*Task requirements*.
Check each line below for "true" and say how many have it, with no other words.

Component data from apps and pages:
- - -
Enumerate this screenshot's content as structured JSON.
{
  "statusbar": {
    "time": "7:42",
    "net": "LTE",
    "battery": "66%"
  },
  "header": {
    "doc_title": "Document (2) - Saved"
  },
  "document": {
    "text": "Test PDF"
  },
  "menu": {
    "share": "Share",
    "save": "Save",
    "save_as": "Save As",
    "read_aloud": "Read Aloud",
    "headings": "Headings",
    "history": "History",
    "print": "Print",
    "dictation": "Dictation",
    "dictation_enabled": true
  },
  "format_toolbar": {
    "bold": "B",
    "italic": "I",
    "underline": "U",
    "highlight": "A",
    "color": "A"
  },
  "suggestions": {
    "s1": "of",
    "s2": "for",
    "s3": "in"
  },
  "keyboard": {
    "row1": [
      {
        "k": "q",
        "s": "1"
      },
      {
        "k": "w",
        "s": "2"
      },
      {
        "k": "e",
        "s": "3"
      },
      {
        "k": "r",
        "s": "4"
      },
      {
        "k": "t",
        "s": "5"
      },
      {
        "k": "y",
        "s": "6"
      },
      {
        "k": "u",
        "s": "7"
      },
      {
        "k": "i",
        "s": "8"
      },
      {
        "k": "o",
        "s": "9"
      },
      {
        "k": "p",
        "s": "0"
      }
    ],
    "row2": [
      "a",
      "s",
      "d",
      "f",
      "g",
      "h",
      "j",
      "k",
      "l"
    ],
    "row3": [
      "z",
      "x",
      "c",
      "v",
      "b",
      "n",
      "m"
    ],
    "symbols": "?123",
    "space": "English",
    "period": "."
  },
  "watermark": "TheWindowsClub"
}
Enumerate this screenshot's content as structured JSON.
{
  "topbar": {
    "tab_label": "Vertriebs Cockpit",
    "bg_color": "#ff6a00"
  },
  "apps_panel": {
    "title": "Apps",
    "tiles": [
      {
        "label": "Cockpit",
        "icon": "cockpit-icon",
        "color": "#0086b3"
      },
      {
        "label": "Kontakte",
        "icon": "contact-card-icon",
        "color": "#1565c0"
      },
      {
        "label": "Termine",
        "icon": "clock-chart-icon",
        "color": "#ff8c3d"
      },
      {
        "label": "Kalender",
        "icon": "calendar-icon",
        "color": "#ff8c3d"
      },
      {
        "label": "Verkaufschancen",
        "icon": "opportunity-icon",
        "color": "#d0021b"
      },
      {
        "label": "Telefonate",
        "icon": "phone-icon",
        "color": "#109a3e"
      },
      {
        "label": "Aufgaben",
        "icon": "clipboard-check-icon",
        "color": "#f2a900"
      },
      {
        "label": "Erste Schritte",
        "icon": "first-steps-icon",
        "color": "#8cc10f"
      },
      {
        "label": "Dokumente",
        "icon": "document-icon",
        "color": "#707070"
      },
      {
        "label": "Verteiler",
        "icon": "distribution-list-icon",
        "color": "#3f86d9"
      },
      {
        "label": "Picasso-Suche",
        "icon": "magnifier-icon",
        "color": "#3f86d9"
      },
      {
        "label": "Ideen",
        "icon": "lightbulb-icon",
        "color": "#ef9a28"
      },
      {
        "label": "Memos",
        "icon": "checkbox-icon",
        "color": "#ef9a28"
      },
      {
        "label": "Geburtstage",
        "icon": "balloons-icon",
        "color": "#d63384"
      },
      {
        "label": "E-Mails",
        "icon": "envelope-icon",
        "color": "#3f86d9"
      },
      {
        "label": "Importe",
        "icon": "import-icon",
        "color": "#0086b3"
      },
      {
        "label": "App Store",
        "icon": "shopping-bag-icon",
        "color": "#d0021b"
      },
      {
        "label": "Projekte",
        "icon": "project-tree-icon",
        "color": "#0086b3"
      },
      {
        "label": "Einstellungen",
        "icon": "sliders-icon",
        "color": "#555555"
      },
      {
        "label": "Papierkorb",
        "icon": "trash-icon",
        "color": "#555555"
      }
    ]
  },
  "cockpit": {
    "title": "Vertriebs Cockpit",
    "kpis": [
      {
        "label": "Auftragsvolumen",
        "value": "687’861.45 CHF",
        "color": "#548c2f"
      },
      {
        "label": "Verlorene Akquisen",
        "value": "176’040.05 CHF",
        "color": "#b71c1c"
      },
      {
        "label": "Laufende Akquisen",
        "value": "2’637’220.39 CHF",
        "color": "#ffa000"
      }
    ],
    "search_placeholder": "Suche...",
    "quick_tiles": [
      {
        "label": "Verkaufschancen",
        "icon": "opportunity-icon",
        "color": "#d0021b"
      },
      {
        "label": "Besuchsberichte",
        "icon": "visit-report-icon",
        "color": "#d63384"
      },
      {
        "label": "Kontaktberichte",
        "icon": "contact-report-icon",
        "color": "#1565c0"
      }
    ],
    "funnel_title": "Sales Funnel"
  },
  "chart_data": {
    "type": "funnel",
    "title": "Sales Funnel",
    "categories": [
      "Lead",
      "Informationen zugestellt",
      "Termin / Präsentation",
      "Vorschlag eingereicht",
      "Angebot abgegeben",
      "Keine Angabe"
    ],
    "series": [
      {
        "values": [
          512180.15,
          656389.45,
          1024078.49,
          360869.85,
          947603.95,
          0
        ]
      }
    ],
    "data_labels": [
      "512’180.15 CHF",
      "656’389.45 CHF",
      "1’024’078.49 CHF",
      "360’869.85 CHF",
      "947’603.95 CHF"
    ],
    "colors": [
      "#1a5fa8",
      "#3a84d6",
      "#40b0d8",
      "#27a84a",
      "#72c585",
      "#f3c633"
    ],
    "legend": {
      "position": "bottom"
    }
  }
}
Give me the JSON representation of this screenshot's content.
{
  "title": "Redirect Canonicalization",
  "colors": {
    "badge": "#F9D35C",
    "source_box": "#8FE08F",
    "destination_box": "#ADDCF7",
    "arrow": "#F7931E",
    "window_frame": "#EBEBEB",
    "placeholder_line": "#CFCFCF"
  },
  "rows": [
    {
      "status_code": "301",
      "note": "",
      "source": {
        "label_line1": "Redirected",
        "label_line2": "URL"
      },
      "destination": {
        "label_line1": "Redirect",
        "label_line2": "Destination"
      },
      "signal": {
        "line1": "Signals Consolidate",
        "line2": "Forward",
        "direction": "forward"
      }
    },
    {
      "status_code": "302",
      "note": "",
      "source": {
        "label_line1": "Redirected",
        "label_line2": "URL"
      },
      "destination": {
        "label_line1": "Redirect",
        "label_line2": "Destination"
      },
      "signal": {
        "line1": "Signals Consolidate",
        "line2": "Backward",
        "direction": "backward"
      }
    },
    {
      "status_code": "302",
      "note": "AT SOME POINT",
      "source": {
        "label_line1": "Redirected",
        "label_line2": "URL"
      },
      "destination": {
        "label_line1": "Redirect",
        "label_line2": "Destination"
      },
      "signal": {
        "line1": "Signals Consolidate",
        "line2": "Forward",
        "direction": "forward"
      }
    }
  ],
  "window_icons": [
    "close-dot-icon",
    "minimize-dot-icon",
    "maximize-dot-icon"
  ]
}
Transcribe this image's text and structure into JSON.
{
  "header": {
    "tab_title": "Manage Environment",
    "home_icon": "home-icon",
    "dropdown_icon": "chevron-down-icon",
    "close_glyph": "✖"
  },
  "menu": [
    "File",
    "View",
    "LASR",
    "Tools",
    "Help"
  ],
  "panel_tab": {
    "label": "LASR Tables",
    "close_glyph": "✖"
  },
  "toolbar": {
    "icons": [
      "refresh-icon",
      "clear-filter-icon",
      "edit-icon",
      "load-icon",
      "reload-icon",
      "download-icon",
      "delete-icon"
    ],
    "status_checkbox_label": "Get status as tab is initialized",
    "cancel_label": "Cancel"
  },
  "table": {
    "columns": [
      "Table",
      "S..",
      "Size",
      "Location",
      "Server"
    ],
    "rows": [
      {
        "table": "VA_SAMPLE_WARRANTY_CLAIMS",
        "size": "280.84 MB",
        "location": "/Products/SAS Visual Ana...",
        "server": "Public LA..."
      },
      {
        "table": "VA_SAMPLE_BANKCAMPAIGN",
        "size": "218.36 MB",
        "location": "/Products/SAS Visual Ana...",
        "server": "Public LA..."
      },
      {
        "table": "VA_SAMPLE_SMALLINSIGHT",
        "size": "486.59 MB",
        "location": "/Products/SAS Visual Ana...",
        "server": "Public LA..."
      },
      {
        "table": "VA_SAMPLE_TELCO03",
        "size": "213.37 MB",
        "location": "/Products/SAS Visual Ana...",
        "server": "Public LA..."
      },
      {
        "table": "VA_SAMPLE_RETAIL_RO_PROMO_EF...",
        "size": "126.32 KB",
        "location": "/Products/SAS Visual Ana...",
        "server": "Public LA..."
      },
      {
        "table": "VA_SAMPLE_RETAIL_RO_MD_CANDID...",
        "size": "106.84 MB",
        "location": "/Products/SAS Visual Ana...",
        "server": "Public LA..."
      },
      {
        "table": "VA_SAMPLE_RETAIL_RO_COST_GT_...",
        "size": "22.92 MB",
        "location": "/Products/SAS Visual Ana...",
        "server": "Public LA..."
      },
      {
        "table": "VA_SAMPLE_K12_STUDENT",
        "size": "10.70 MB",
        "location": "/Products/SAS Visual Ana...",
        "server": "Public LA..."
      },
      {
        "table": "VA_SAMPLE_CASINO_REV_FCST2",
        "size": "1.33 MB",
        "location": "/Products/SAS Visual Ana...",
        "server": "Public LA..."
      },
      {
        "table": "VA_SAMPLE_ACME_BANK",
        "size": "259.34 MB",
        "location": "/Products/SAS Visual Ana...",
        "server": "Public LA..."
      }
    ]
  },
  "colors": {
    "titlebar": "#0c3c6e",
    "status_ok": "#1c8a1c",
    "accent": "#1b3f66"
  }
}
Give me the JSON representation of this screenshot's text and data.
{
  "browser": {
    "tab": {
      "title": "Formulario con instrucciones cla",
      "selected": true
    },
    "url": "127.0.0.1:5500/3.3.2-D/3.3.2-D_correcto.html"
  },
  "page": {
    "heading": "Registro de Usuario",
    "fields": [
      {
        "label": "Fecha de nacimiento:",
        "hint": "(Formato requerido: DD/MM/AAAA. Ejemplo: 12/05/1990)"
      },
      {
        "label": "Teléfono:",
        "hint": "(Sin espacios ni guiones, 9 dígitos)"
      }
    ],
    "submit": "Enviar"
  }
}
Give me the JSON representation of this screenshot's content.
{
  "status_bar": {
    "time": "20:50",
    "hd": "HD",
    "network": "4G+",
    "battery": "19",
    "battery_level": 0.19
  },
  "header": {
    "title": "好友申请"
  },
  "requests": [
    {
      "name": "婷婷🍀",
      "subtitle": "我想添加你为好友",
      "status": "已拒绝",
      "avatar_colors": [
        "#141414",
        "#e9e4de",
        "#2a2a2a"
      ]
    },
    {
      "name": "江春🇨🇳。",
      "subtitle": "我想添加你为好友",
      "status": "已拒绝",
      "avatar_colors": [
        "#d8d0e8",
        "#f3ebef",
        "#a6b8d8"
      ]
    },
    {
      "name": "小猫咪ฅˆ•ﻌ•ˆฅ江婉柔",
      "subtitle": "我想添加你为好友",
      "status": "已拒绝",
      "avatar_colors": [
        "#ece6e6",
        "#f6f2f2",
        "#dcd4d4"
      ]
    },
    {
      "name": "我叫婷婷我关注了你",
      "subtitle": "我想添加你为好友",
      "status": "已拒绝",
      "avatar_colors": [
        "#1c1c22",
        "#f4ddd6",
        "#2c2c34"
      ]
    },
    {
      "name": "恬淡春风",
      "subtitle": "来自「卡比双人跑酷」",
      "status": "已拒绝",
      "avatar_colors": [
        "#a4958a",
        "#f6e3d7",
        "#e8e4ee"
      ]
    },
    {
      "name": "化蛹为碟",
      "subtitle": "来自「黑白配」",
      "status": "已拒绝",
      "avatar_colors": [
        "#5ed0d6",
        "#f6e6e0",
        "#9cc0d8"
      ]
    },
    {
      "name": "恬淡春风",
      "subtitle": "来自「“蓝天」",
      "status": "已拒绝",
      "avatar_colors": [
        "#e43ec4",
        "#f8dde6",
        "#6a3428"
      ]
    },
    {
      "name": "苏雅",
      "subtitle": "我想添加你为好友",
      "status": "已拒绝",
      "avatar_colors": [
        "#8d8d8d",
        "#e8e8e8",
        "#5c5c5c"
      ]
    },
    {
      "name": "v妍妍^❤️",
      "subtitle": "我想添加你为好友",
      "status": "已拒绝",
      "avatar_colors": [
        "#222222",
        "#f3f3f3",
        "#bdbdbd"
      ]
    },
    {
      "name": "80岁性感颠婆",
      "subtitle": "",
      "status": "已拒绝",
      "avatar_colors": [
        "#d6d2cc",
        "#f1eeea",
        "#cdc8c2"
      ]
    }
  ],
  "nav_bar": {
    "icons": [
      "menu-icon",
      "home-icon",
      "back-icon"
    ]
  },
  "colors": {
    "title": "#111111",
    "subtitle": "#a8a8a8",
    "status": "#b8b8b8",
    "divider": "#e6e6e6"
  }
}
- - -
*Written response*.
2